Bhutan has been described as a natural paradise. Even as the world mourns the loss of its ecology, this small Himalayan kingdom is emerging as an example to the international community, with more than 72 percent of its land still under forest and a great variety of rare plant and wildlife species.
Wedged between China and India, Bhutan’s terrain ranges from the sub- tropical foothills in the south, through the temperate zones, to dazzling heights of over 7,300 meters (24,000 feet). In historical records, Bhutan was known as Lhojong Menjong ‘the Southern valleys of medicinal herbs’. Besides these rare herbs, the Bhutanese seasons are reflected in full color by wild flowers and plants, which carpet the mountainsides.

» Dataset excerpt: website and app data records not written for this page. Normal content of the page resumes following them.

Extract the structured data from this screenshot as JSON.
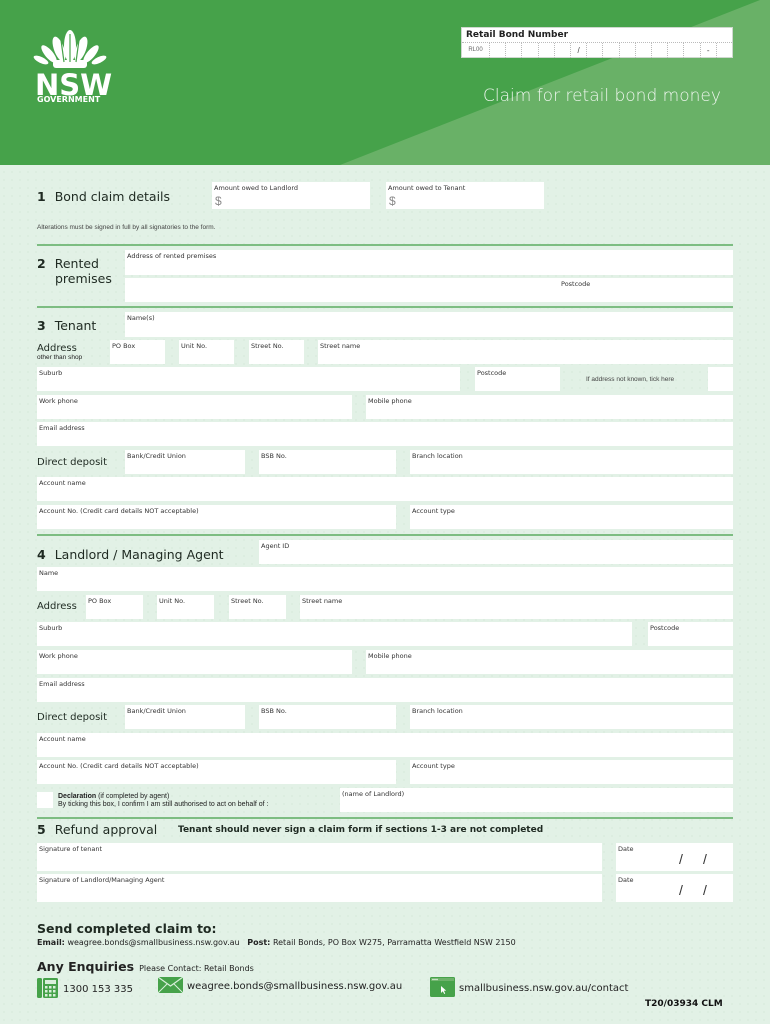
{
  "header": {
    "logo": {
      "name": "NSW",
      "sub": "GOVERNMENT",
      "icon": "waratah-icon"
    },
    "title": "Claim for retail bond money",
    "bond_number": {
      "label": "Retail Bond Number",
      "prefix": "RL00",
      "cells": [
        "",
        "",
        "",
        "",
        "",
        "/",
        "",
        "",
        "",
        "",
        "",
        "",
        "",
        "-",
        ""
      ]
    },
    "colors": {
      "brand_green": "#46a24a",
      "light_green": "#6db26a",
      "page_bg": "#e2f1e6",
      "divider": "#7dbd82"
    }
  },
  "section1": {
    "number": "1",
    "title": "Bond claim details",
    "landlord_label": "Amount owed to Landlord",
    "tenant_label": "Amount owed to Tenant",
    "currency": "$",
    "note": "Alterations must be signed in full by all signatories to the form."
  },
  "section2": {
    "number": "2",
    "title_line1": "Rented",
    "title_line2": "premises",
    "address_label": "Address of rented premises",
    "postcode_label": "Postcode"
  },
  "section3": {
    "number": "3",
    "title": "Tenant",
    "names_label": "Name(s)",
    "address_heading": "Address",
    "address_sub": "other than shop",
    "po_box": "PO Box",
    "unit_no": "Unit No.",
    "street_no": "Street No.",
    "street_name": "Street name",
    "suburb": "Suburb",
    "postcode": "Postcode",
    "unknown_address": "If address not known, tick here",
    "work_phone": "Work phone",
    "mobile_phone": "Mobile phone",
    "email": "Email address",
    "direct_deposit": "Direct deposit",
    "bank": "Bank/Credit Union",
    "bsb": "BSB No.",
    "branch": "Branch location",
    "account_name": "Account name",
    "account_no": "Account No. (Credit card details NOT acceptable)",
    "account_type": "Account type"
  },
  "section4": {
    "number": "4",
    "title": "Landlord / Managing Agent",
    "agent_id": "Agent ID",
    "name": "Name",
    "address_heading": "Address",
    "po_box": "PO Box",
    "unit_no": "Unit No.",
    "street_no": "Street No.",
    "street_name": "Street name",
    "suburb": "Suburb",
    "postcode": "Postcode",
    "work_phone": "Work phone",
    "mobile_phone": "Mobile phone",
    "email": "Email address",
    "direct_deposit": "Direct deposit",
    "bank": "Bank/Credit Union",
    "bsb": "BSB No.",
    "branch": "Branch location",
    "account_name": "Account name",
    "account_no": "Account No. (Credit card details NOT acceptable)",
    "account_type": "Account type",
    "declaration_bold": "Declaration",
    "declaration_paren": " (if completed by agent)",
    "declaration_text": "By ticking this box, I confirm I am still authorised to act on behalf of :",
    "landlord_name_label": "(name of Landlord)"
  },
  "section5": {
    "number": "5",
    "title": "Refund approval",
    "warning": "Tenant should never sign a claim form if sections 1-3 are not completed",
    "sig_tenant": "Signature of tenant",
    "sig_landlord": "Signature of Landlord/Managing Agent",
    "date": "Date",
    "date_sep": "/"
  },
  "footer": {
    "send_title": "Send completed claim to:",
    "email_label": "Email:",
    "email_value": "weagree.bonds@smallbusiness.nsw.gov.au",
    "post_label": "Post:",
    "post_value": "Retail Bonds, PO Box W275, Parramatta Westfield NSW 2150",
    "enquiries_title": "Any Enquiries",
    "enquiries_text": "Please Contact: Retail Bonds",
    "phone": "1300 153 335",
    "contact_email": "weagree.bonds@smallbusiness.nsw.gov.au",
    "website": "smallbusiness.nsw.gov.au/contact",
    "form_ref": "T20/03934 CLM"
  }
}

The rugged east borders the little known Indian state of Arunachal Pradesh. The high Himalayas to the north separate the kingdom from Tibet. The population of 600,000 is made up primarily of indigenous Bhutanese. In the higher reaches of the kingdom and in some isolated valleys, many nomadic tribes bearing close affinity to similar tribes across the border thrive on the land. Some, like from Merak and Sakten in the east and Laya in the north, have almost no contact with western civilization and trade only in bartered goods.
The immense beauty of Himalayas is contained in its diverse landscape. Cascading rivers, conifers, wild rhododendron and blue poppies, long sweeping valleys, fields of maize and tall, imposing white- capped peaks: these are only a few references. From the lowlands of the south where the whether is more sub-tropical and the land more lush to the rich farmland of the central valleys to the high peaks close to the Tibetan border, Bhutan’s land changes with the altitudes and with the latitudes. In the east, where the valleys are narrower, towns such as Trashigang and Mongar are built on the sides of hills.